Start of Dataset entries

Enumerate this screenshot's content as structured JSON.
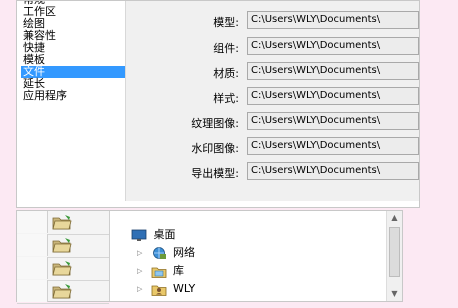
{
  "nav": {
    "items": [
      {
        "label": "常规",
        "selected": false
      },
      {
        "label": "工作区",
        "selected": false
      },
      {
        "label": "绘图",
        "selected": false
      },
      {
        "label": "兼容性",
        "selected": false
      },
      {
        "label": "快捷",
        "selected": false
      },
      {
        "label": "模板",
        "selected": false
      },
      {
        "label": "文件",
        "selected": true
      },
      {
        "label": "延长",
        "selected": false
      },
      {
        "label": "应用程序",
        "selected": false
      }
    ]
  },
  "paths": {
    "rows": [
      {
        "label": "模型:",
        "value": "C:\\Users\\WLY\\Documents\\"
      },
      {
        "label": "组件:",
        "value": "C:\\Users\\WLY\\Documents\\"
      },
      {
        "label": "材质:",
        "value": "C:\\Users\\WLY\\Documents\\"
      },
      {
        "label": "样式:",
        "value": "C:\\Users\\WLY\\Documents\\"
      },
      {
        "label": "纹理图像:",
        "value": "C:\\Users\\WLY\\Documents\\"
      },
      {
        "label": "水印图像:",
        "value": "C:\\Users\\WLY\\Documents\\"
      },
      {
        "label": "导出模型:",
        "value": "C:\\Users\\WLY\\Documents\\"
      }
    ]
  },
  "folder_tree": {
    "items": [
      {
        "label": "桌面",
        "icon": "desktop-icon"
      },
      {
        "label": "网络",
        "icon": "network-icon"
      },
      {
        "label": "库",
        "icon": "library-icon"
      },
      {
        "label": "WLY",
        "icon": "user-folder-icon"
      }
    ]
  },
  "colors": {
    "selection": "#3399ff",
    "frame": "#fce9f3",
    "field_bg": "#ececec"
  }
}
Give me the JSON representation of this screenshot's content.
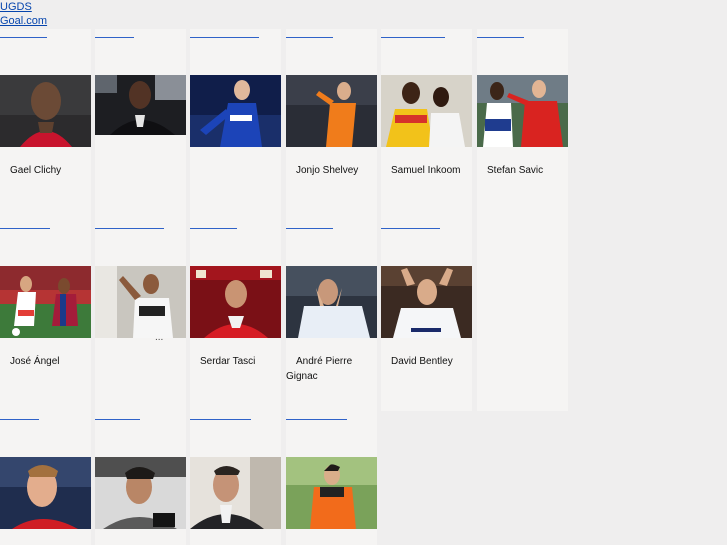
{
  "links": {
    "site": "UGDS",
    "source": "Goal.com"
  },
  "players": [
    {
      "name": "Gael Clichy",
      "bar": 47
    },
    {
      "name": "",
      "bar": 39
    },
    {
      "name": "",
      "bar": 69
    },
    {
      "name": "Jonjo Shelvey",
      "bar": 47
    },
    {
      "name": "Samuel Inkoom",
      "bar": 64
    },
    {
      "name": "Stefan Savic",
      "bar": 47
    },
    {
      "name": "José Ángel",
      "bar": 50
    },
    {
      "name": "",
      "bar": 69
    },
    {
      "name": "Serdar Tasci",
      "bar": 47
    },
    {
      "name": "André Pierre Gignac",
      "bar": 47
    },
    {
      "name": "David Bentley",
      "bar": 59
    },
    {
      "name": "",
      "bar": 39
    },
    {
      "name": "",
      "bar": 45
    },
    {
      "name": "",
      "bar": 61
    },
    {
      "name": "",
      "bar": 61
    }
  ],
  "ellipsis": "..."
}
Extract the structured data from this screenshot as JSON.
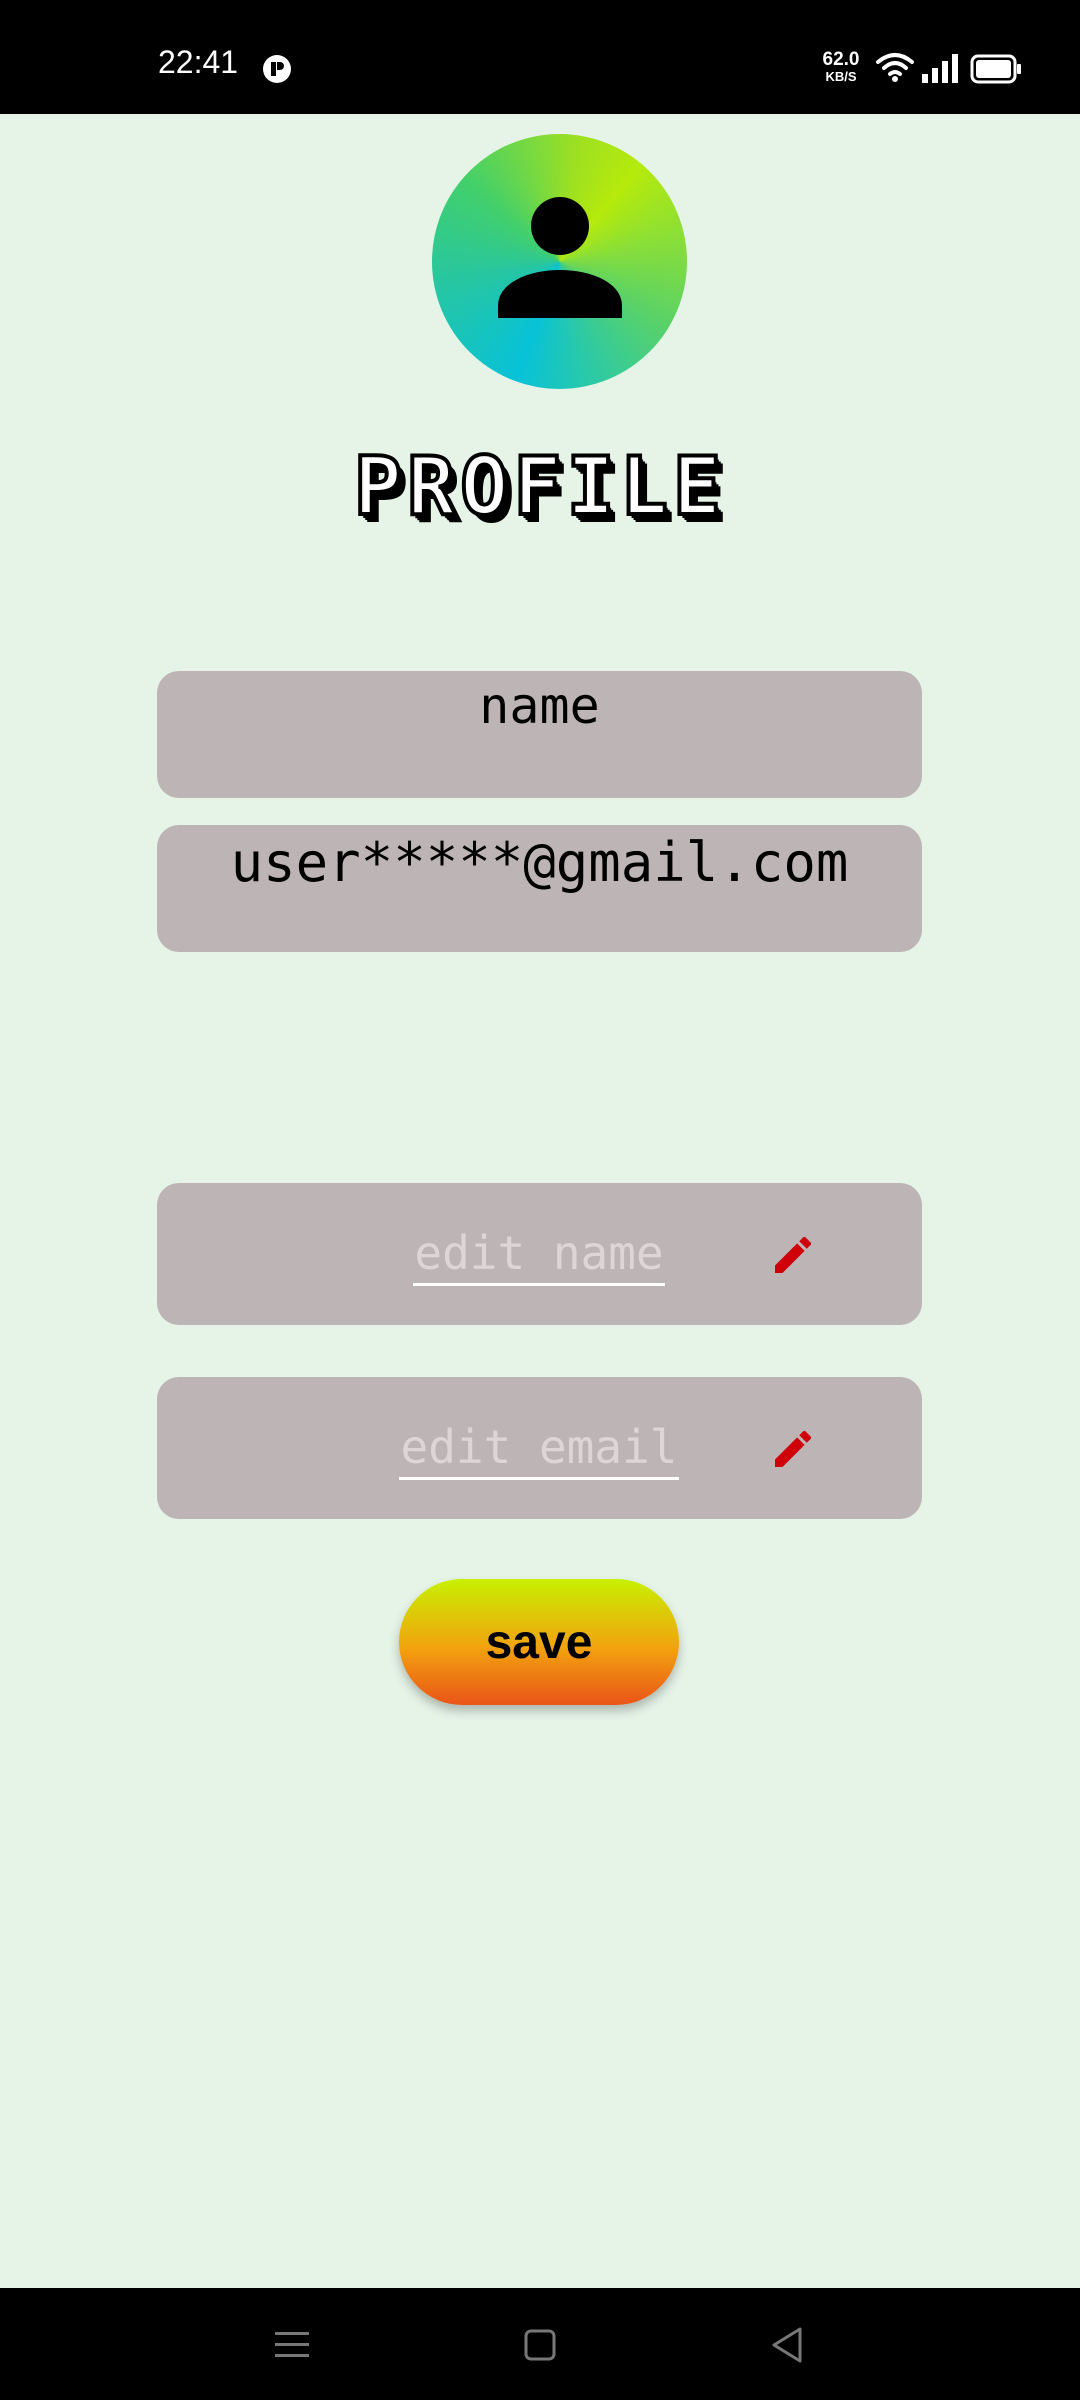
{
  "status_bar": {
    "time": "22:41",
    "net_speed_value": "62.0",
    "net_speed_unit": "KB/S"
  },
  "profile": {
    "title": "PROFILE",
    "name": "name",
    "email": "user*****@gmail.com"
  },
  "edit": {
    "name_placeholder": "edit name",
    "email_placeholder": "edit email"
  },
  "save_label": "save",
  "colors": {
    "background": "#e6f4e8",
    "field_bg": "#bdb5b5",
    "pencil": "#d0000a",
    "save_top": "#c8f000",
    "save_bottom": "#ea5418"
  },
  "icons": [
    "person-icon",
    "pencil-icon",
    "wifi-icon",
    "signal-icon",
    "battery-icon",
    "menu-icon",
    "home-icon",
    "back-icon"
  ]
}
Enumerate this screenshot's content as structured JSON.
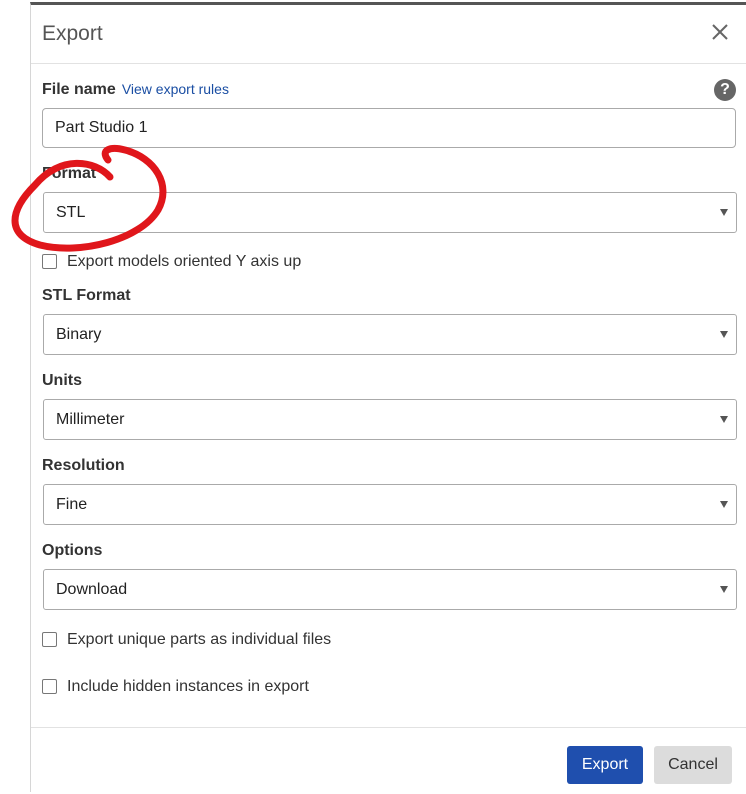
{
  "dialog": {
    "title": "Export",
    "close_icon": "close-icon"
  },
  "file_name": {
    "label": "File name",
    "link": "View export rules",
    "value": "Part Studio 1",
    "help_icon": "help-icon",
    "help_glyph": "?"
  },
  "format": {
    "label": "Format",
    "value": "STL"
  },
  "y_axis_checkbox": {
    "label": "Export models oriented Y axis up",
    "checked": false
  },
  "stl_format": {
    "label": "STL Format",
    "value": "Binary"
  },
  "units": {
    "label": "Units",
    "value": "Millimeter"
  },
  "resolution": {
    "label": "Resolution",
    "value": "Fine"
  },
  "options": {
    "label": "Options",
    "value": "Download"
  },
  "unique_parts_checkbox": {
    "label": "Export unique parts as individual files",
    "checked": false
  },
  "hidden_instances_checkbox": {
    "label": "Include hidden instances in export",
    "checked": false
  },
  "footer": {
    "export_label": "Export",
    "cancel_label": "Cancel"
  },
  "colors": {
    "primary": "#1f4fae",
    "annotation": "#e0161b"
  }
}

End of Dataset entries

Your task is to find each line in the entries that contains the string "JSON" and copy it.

Enumerate this screenshot's content as structured JSON.
Give me the JSON representation of this screenshot's content.
Extract the structured data from this screenshot as JSON.
Enumerate this screenshot's content as structured JSON.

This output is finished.